Tell me about this Rule of Thirds
The Rule of Thirds is best described as a “rule of thumb.” It is not something to be strictly and devoutly followed at all times. It’s more of a convention.
The main point of interest on the person, cat, building, sky or whatever object it is we want to draw most attention to -the subject- it is most often placed near the center of a photograph. For example:
It’s a pretty little birdie, that’s for sure. This is a fine orientation to make nice photos with, and people do. But it’s the most common orientation of photographer-subject that people just starting photography tend to focus on. It’s healthy to practice moving the most eye catching element to different locations on a photograph. Doing so teaches one to utilize the other areas of the photo.
In practical terms, this can be translated into: “If your intended subject is at the centre of your photo, and you don’t know what you’re doing or why, it’s probably wise to try moving that subject around.”
What has that Rule of Thirds fellow ever done for us, anyhow?!
Well, for beginners like me, it’s an effective method of practice.
It offers a box to explore.
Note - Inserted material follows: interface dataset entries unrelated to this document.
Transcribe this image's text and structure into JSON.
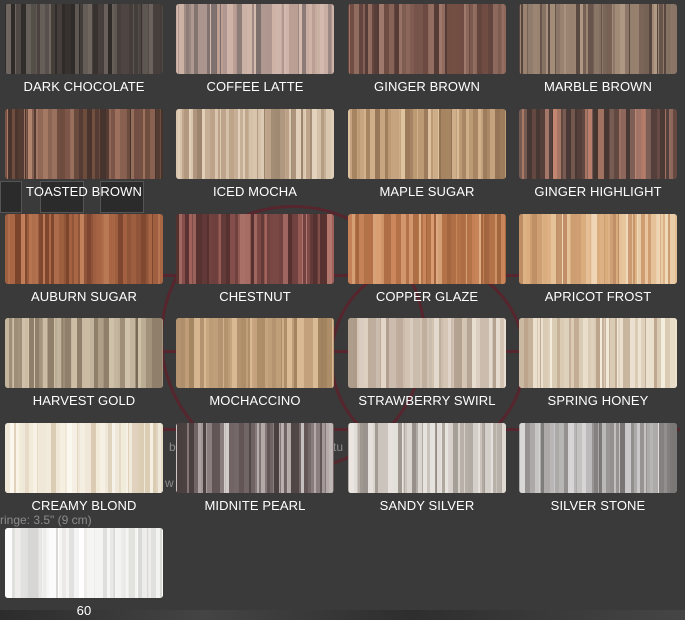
{
  "background": {
    "fringe_text": "ringe: 3.5\" (9 cm)",
    "fragment_b": "b",
    "fragment_tu": "tu",
    "fragment_w": "w"
  },
  "swatches": [
    {
      "label": "DARK CHOCOLATE",
      "colors": [
        "#2b2624",
        "#3c3430",
        "#4a403c",
        "#5b524d",
        "#221e1c",
        "#6a605a"
      ]
    },
    {
      "label": "COFFEE LATTE",
      "colors": [
        "#b89a8e",
        "#8d7a76",
        "#c8aca0",
        "#6e615f",
        "#a58e87",
        "#d3b7aa"
      ]
    },
    {
      "label": "GINGER BROWN",
      "colors": [
        "#5a3a32",
        "#7a5448",
        "#8f6658",
        "#4a2f2a",
        "#6b4338",
        "#9b7263"
      ]
    },
    {
      "label": "MARBLE BROWN",
      "colors": [
        "#5e4a40",
        "#8a7463",
        "#b0977f",
        "#4b3a33",
        "#725c4e",
        "#9f8670"
      ]
    },
    {
      "label": "TOASTED BROWN",
      "colors": [
        "#4a3028",
        "#7a5040",
        "#9a6a55",
        "#3a2620",
        "#6a4535",
        "#b07e66"
      ]
    },
    {
      "label": "ICED MOCHA",
      "colors": [
        "#c2aa90",
        "#a88d72",
        "#d8c4aa",
        "#8e755d",
        "#b89c80",
        "#e2d0b8"
      ]
    },
    {
      "label": "MAPLE SUGAR",
      "colors": [
        "#b8946c",
        "#d2b088",
        "#a07c58",
        "#e0c49e",
        "#c4a07a",
        "#8c6a4a"
      ]
    },
    {
      "label": "GINGER HIGHLIGHT",
      "colors": [
        "#4a3430",
        "#7a5a50",
        "#a07060",
        "#3a2a26",
        "#c08068",
        "#5e4038"
      ]
    },
    {
      "label": "AUBURN SUGAR",
      "colors": [
        "#8a4a2e",
        "#a8603c",
        "#c07a52",
        "#72391f",
        "#b36d46",
        "#9a5636"
      ]
    },
    {
      "label": "CHESTNUT",
      "colors": [
        "#5a2e2c",
        "#7e4440",
        "#9c5a52",
        "#4a2422",
        "#b07066",
        "#6a3834"
      ]
    },
    {
      "label": "COPPER GLAZE",
      "colors": [
        "#b06a3e",
        "#c88052",
        "#d89a6c",
        "#9a5a32",
        "#e0ac80",
        "#a8643a"
      ]
    },
    {
      "label": "APRICOT FROST",
      "colors": [
        "#d8a878",
        "#e8c49a",
        "#c89468",
        "#f0d8b8",
        "#dcb080",
        "#b8845a"
      ]
    },
    {
      "label": "HARVEST GOLD",
      "colors": [
        "#8a7862",
        "#b0a088",
        "#cdbea4",
        "#6e5e4a",
        "#a08e76",
        "#d8c8ae"
      ]
    },
    {
      "label": "MOCHACCINO",
      "colors": [
        "#b08e68",
        "#c8a47c",
        "#9a7a56",
        "#d8b890",
        "#a88660",
        "#bc9a72"
      ]
    },
    {
      "label": "STRAWBERRY SWIRL",
      "colors": [
        "#c8b8a8",
        "#dccfc0",
        "#b8a492",
        "#e8ddd0",
        "#a89482",
        "#d2c2b0"
      ]
    },
    {
      "label": "SPRING HONEY",
      "colors": [
        "#d8c8b0",
        "#ebe0cc",
        "#c4b098",
        "#f4ecdc",
        "#b89e84",
        "#e0d2bc"
      ]
    },
    {
      "label": "CREAMY BLOND",
      "colors": [
        "#efe6d6",
        "#f8f2e6",
        "#e2d4bc",
        "#fbf8f0",
        "#d8c8ae",
        "#f2ead8"
      ]
    },
    {
      "label": "MIDNITE PEARL",
      "colors": [
        "#5a4c4c",
        "#8a7c7c",
        "#b4aaa8",
        "#3e3434",
        "#d8d2d0",
        "#6e6060"
      ]
    },
    {
      "label": "SANDY SILVER",
      "colors": [
        "#c8c0b8",
        "#e0dbd6",
        "#aaa29a",
        "#ece8e4",
        "#8e8680",
        "#d6d0ca"
      ]
    },
    {
      "label": "SILVER STONE",
      "colors": [
        "#a8a4a4",
        "#c8c6c6",
        "#8a8686",
        "#dedcdc",
        "#6e6a6a",
        "#b8b6b6"
      ]
    },
    {
      "label": "60",
      "colors": [
        "#ecebea",
        "#f6f6f5",
        "#dcdcda",
        "#ffffff",
        "#d0d0ce",
        "#e6e6e4"
      ]
    }
  ]
}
One that can be broken out of in a meaningful way when the box is first understood. It is a restriction, and restriction breeds creativity.
Above, I had the subject lean against a wall, taking up close to a third of the photo from the left. Her head – a natural point of interest in photography, especially the eyes – is close to the intersection of background and the left side. That is where I intended a viewer’s eyes to be first drawn to. I intended to draw attention first to her, then to the the tall cathedrals in the background along with the sky, and finally to the winding alleys of Cork City and the countryside beyond. In this photo the centre contained only a secondary point of interest, I was intentionally trying to pull attention away from there.
She is slightly more out of focus than I desired. A little more detail would have made her presence more dominating. I need to work on my depth of field control to make sure I’m capturing those ideas better. I do like the sense of pull in this photo though. I can imagine the subject turning to walk to the city below. Or she could pull away from it by walking towards the camera. Either way, I feel forces at play here. Moving my point of interest away from the centre allowed me to see new possibilities, new ways to use the whole of the picture’s area to achieve different functions.
If you’d like to know more about the Rule Of Thirds, I personally found this explanation simple, succinct, and practical – see by clicking here
I will be posting regular pics with more of my attempts to apply the rule of thirds. With only minimal explanation, These will be little more than a standalone image. I’ll do so until I feel comfortable moving onto a new regular pic-challenge.
I’m meeting up with a professional photographer friend tomorrow. That means an opportunity to use a DSLR instead of the point-and-shoot Kodak I’ve used up to this point. I’m excited to learn from him and the experience of using a massively more powerful device. I’ll post some of those soon too. More than likely with a few comments thrown in.
Till then, happy snapping, you photo saps!